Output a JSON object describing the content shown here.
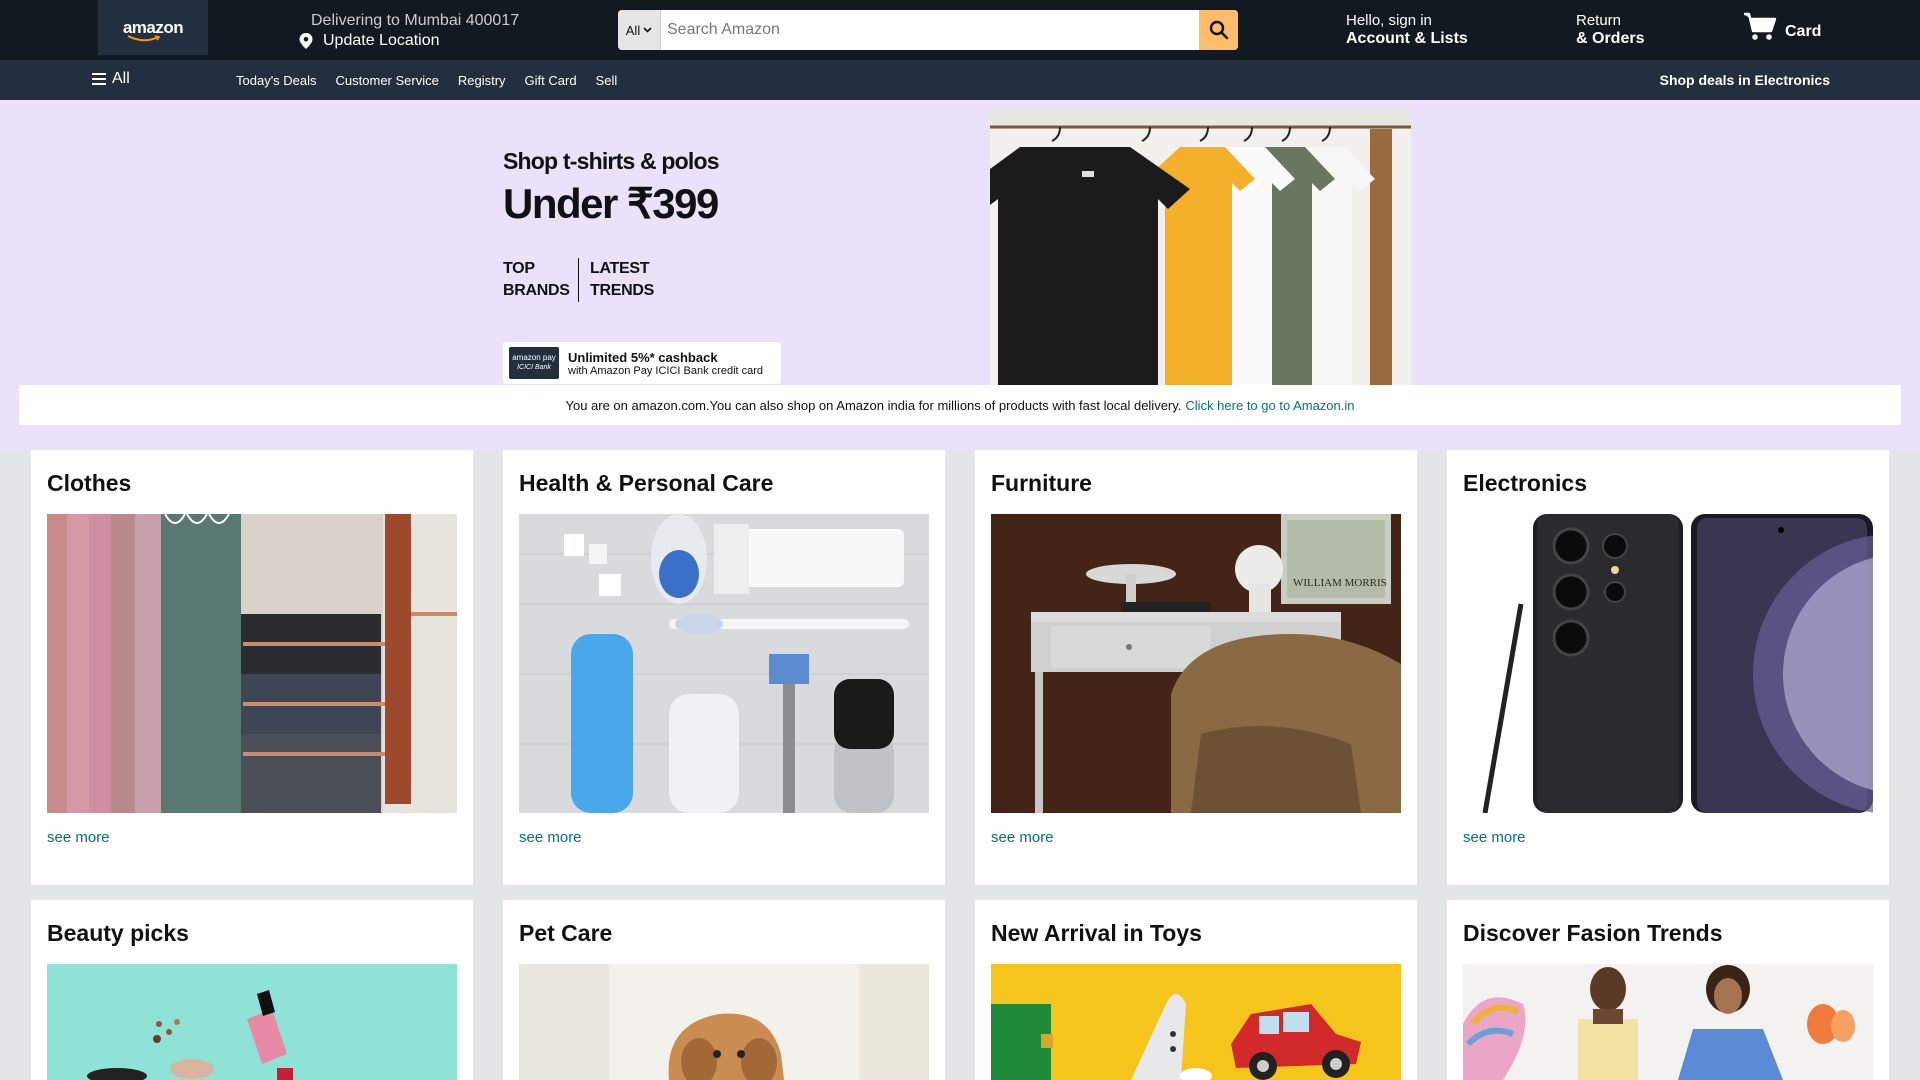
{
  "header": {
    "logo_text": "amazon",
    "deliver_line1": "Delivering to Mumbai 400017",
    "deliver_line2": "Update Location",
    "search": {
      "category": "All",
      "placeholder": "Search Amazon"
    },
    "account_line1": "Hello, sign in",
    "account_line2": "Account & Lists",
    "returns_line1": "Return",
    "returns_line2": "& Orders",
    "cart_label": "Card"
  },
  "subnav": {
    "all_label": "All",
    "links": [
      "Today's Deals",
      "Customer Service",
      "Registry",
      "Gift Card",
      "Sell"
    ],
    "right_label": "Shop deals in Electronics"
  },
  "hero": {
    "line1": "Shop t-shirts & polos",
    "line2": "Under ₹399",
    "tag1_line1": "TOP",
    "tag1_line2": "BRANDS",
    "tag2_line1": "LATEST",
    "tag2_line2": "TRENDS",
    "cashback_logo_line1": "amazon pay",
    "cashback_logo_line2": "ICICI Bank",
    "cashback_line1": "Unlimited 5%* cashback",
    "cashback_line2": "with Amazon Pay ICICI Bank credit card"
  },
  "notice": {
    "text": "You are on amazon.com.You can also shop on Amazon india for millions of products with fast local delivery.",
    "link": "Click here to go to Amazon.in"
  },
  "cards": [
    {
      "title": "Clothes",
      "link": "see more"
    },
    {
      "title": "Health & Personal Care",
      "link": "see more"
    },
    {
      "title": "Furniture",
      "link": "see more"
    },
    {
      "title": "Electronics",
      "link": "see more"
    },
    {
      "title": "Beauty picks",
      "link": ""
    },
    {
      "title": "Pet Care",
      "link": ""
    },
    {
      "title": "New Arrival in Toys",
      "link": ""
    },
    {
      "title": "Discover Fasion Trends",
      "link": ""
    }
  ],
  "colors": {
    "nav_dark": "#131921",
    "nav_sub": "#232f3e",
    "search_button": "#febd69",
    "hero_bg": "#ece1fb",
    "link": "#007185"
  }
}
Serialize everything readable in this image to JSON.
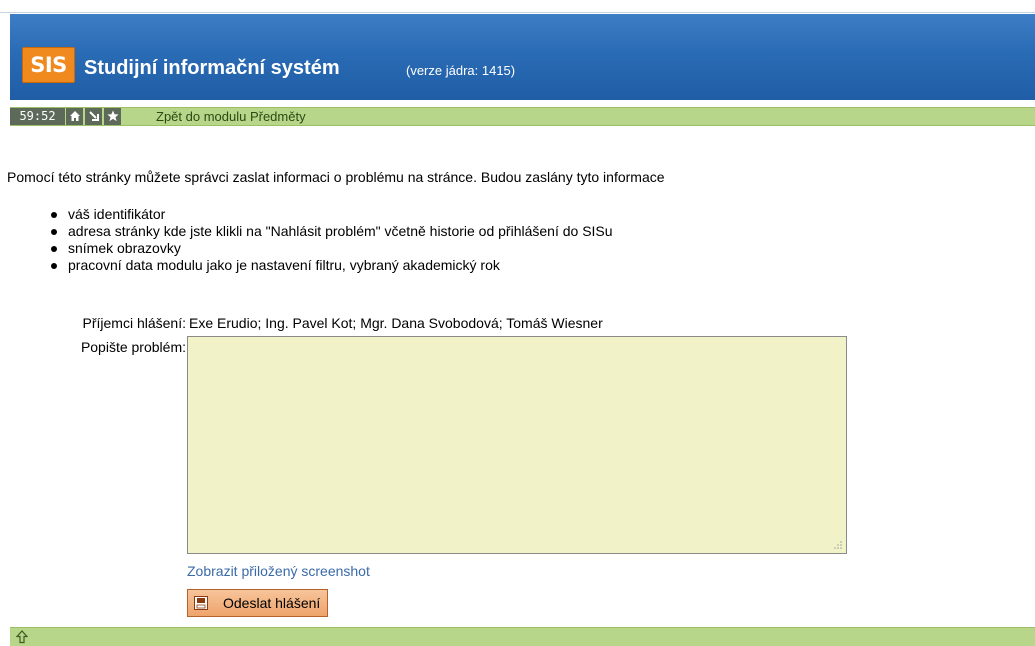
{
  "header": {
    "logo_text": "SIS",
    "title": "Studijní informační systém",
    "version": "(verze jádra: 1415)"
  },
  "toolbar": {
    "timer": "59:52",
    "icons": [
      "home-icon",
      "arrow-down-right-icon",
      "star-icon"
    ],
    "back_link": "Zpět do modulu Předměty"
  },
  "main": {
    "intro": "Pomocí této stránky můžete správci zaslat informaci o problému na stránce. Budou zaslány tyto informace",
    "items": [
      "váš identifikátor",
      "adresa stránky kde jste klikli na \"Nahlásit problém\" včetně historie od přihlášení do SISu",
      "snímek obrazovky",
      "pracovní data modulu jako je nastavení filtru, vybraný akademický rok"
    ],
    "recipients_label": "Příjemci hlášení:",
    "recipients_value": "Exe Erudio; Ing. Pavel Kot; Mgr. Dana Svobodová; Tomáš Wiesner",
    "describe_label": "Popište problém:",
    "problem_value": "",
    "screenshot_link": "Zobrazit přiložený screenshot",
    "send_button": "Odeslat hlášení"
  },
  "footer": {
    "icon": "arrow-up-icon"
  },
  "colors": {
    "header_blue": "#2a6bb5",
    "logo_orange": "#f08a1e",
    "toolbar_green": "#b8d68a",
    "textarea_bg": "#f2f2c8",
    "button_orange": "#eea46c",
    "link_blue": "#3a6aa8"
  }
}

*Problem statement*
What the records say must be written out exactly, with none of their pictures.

*Task output*
Output a JSON object describing the content shown here.
{
  "header": {
    "logo_text": "amazon",
    "deliver_line1": "Delivering to Mumbai 400017",
    "deliver_line2": "Update Location",
    "search": {
      "category": "All",
      "placeholder": "Search Amazon"
    },
    "account_line1": "Hello, sign in",
    "account_line2": "Account & Lists",
    "returns_line1": "Return",
    "returns_line2": "& Orders",
    "cart_label": "Card"
  },
  "subnav": {
    "all_label": "All",
    "links": [
      "Today's Deals",
      "Customer Service",
      "Registry",
      "Gift Card",
      "Sell"
    ],
    "right_label": "Shop deals in Electronics"
  },
  "hero": {
    "line1": "Shop t-shirts & polos",
    "line2": "Under ₹399",
    "tag1_line1": "TOP",
    "tag1_line2": "BRANDS",
    "tag2_line1": "LATEST",
    "tag2_line2": "TRENDS",
    "cashback_logo_line1": "amazon pay",
    "cashback_logo_line2": "ICICI Bank",
    "cashback_line1": "Unlimited 5%* cashback",
    "cashback_line2": "with Amazon Pay ICICI Bank credit card"
  },
  "notice": {
    "text": "You are on amazon.com.You can also shop on Amazon india for millions of products with fast local delivery.",
    "link": "Click here to go to Amazon.in"
  },
  "cards": [
    {
      "title": "Clothes",
      "link": "see more"
    },
    {
      "title": "Health & Personal Care",
      "link": "see more"
    },
    {
      "title": "Furniture",
      "link": "see more"
    },
    {
      "title": "Electronics",
      "link": "see more"
    },
    {
      "title": "Beauty picks",
      "link": ""
    },
    {
      "title": "Pet Care",
      "link": ""
    },
    {
      "title": "New Arrival in Toys",
      "link": ""
    },
    {
      "title": "Discover Fasion Trends",
      "link": ""
    }
  ],
  "colors": {
    "nav_dark": "#131921",
    "nav_sub": "#232f3e",
    "search_button": "#febd69",
    "hero_bg": "#ece1fb",
    "link": "#007185"
  }
}
Serialize everything readable in this image to JSON.
{
  "header": {
    "logo_text": "SIS",
    "title": "Studijní informační systém",
    "version": "(verze jádra: 1415)"
  },
  "toolbar": {
    "timer": "59:52",
    "icons": [
      "home-icon",
      "arrow-down-right-icon",
      "star-icon"
    ],
    "back_link": "Zpět do modulu Předměty"
  },
  "main": {
    "intro": "Pomocí této stránky můžete správci zaslat informaci o problému na stránce. Budou zaslány tyto informace",
    "items": [
      "váš identifikátor",
      "adresa stránky kde jste klikli na \"Nahlásit problém\" včetně historie od přihlášení do SISu",
      "snímek obrazovky",
      "pracovní data modulu jako je nastavení filtru, vybraný akademický rok"
    ],
    "recipients_label": "Příjemci hlášení:",
    "recipients_value": "Exe Erudio; Ing. Pavel Kot; Mgr. Dana Svobodová; Tomáš Wiesner",
    "describe_label": "Popište problém:",
    "problem_value": "",
    "screenshot_link": "Zobrazit přiložený screenshot",
    "send_button": "Odeslat hlášení"
  },
  "footer": {
    "icon": "arrow-up-icon"
  },
  "colors": {
    "header_blue": "#2a6bb5",
    "logo_orange": "#f08a1e",
    "toolbar_green": "#b8d68a",
    "textarea_bg": "#f2f2c8",
    "button_orange": "#eea46c",
    "link_blue": "#3a6aa8"
  }
}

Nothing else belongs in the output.